5. Listen to the emotions behind the words.
Words are important. But sometimes you have to look past the words and see the emotion behind them. When someone is speaking to you, they’re trying to connect.
When someone shares about a difficult situation in their family, they’re looking for someone to connect with them in the place where they’re hurting. And when they share some good news about something that happened to them at work, they’re looking for someone to connect with them in their place of joy.
We need to be willing to connect with people wherever they find themselves.
Paul puts is this way.
“Rejoice with those who rejoice, weep with those who weep.” (Romans 12:15)
In order to meet people in the places where they’re rejoicing or weeping, we need to be listening to the emotions behind their words. People rarely share about an event or situation in their life if there’s no emotion attached to it.

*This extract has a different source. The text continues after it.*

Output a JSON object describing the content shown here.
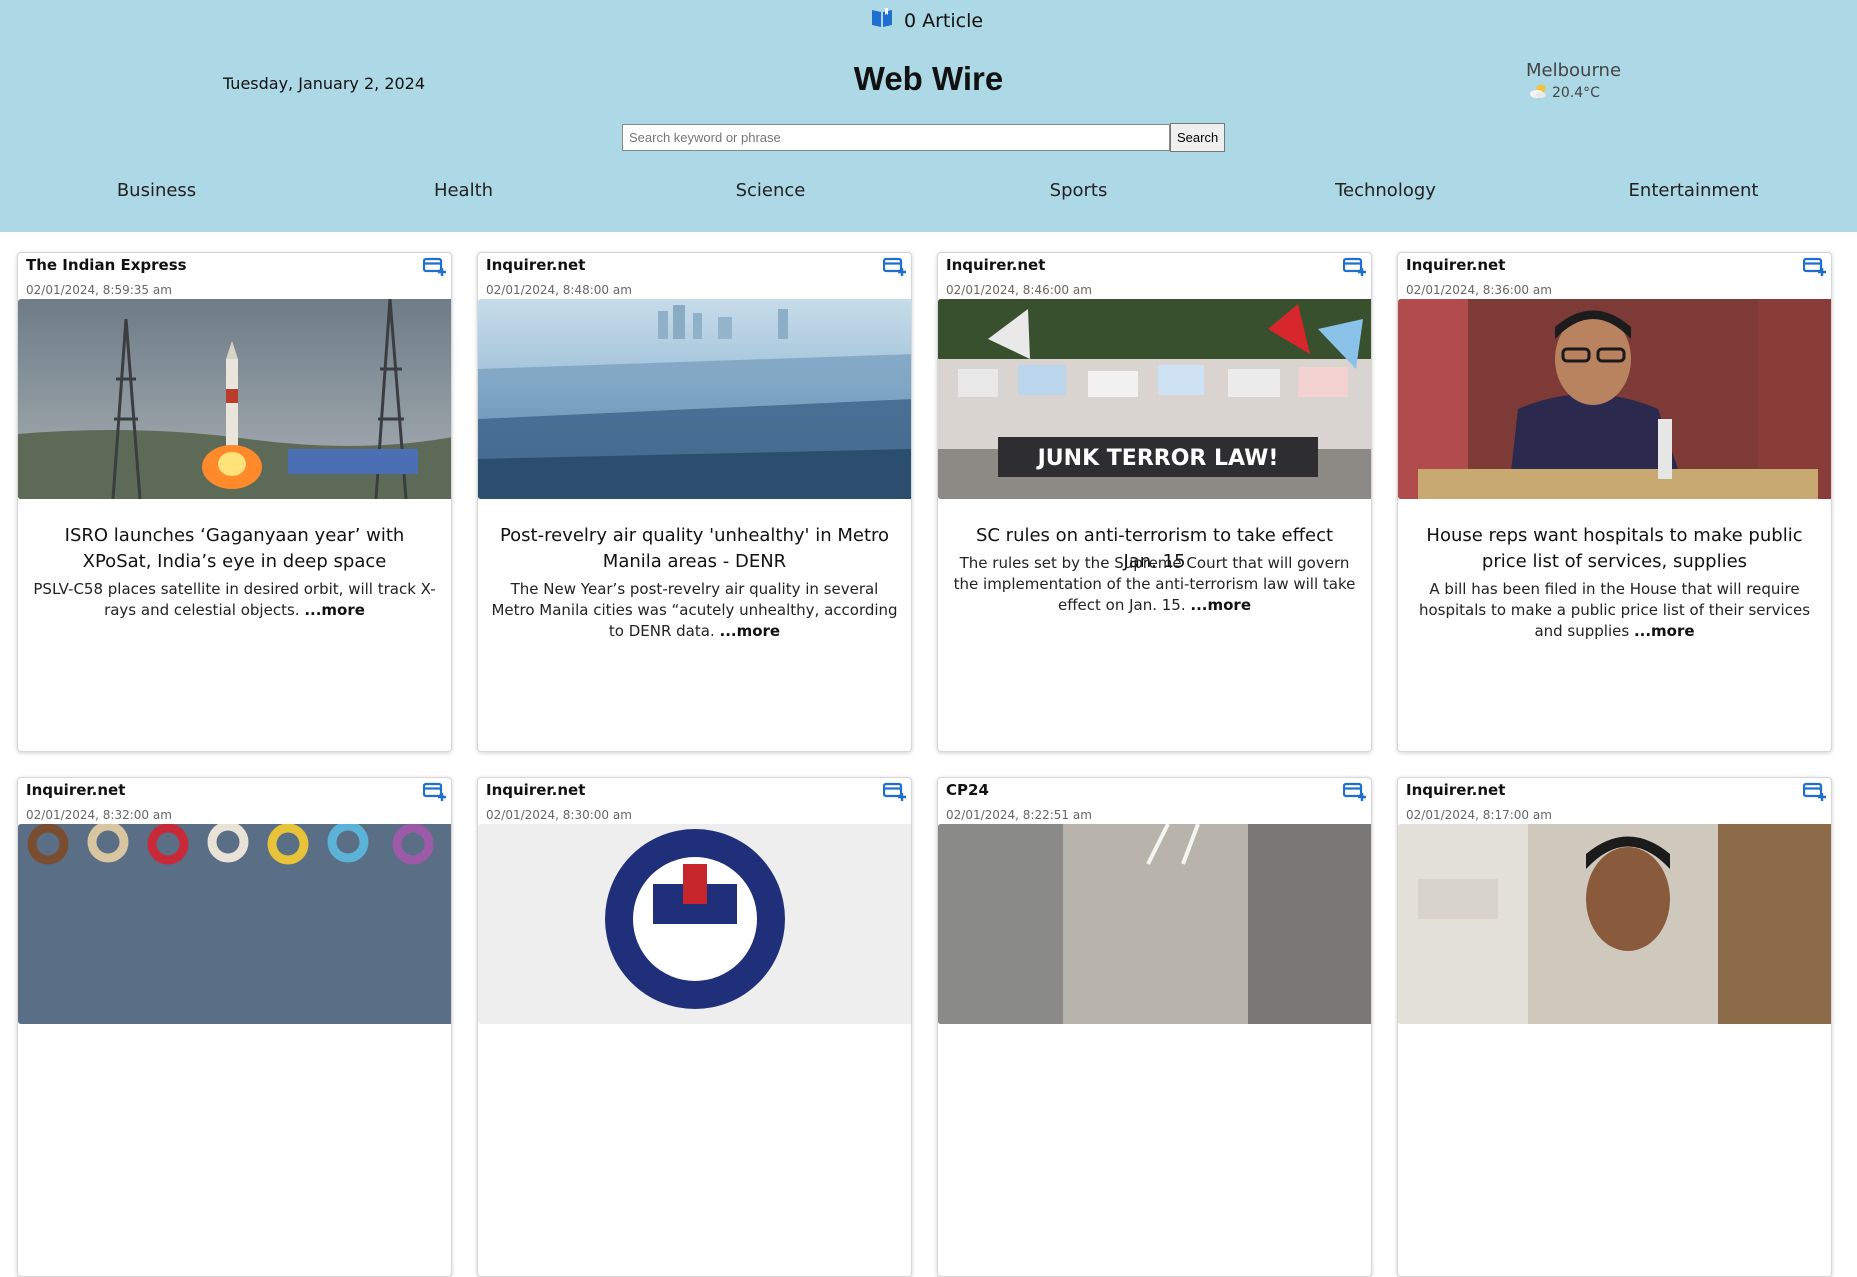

The reason it was on their mind, and the reason they thought it was worth sharing, is because it has some kind of meaning to them. Look to surface that meaning and connect with it.
6. Ask clarifying questions.
Seeking clarity is such an important part of being a good listener. When you confirm that you understand what a person is saying, where they’re coming from, the emotion behind it, and why it’s important to them, you make them feel known and loved.
When speaking to someone, I often find it helpful to use summarizing statements to make sure I understand what they’re intending to communicate. I’ll say something like, “I imagine that makes you feel ____.” Or, “It seems like you’re saying ____. Am I understanding that correctly?”
This gives an opportunity for the person to respond, sometimes by affirming my summary. But other times, they’ll say something like, “Not exactly. It’s more like ____.” This care for clarity fosters a deeper connection and a sense of understanding.
Always be willing to ask more questions and give less answers. Try to dig deeper. Have a heart to fully know the other person and to love them just the way they are.
To listen is to love.
At the heart of listening is love. It’s seeking to treat someone else as more important than yourself (Phil. 2:3). Listening is very much a Jesus thing.
God listens to you perfectly, because he loves you perfectly. And though we listen imperfectly because we love incompletely, may we always strive to love people more truly by listening to them more wholeheartedly.